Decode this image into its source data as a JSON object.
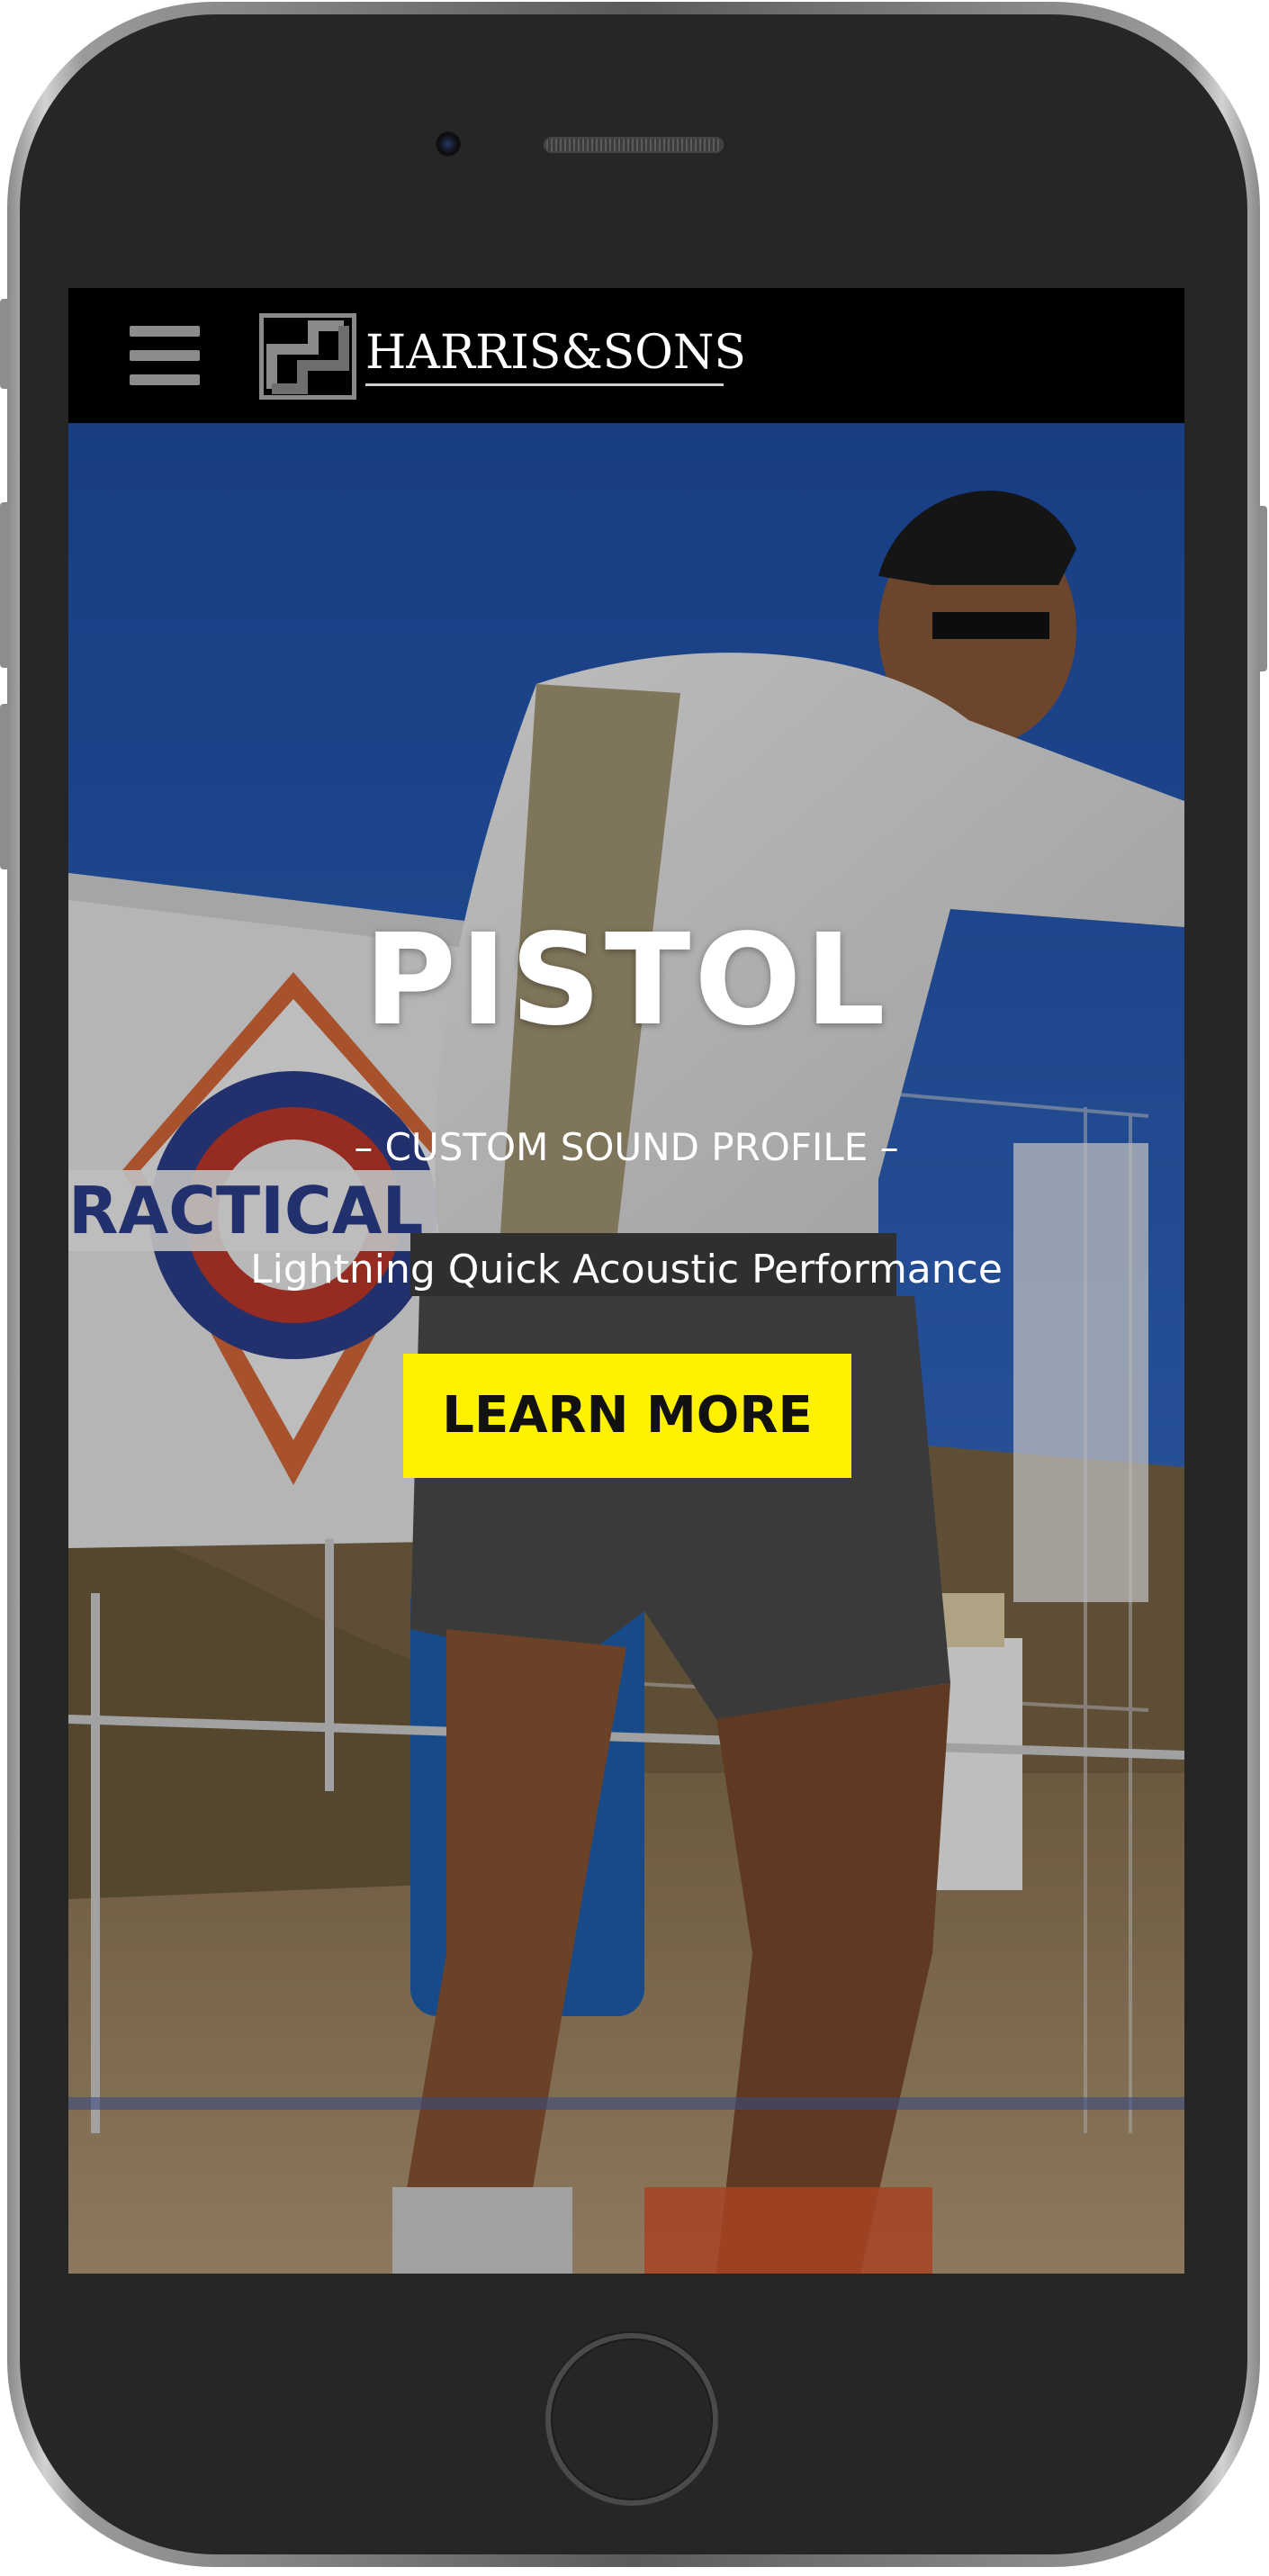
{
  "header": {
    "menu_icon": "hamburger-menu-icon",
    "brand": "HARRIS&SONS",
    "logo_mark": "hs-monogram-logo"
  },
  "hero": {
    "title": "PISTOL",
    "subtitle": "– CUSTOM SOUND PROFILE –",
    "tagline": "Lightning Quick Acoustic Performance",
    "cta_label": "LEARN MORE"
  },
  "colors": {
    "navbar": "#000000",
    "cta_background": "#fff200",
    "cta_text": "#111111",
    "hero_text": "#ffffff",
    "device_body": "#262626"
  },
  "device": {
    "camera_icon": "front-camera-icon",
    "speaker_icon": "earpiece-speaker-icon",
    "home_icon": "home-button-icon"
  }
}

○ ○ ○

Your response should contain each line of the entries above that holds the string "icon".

    "menu_icon": "hamburger-menu-icon",
    "camera_icon": "front-camera-icon",
    "speaker_icon": "earpiece-speaker-icon",
    "home_icon": "home-button-icon"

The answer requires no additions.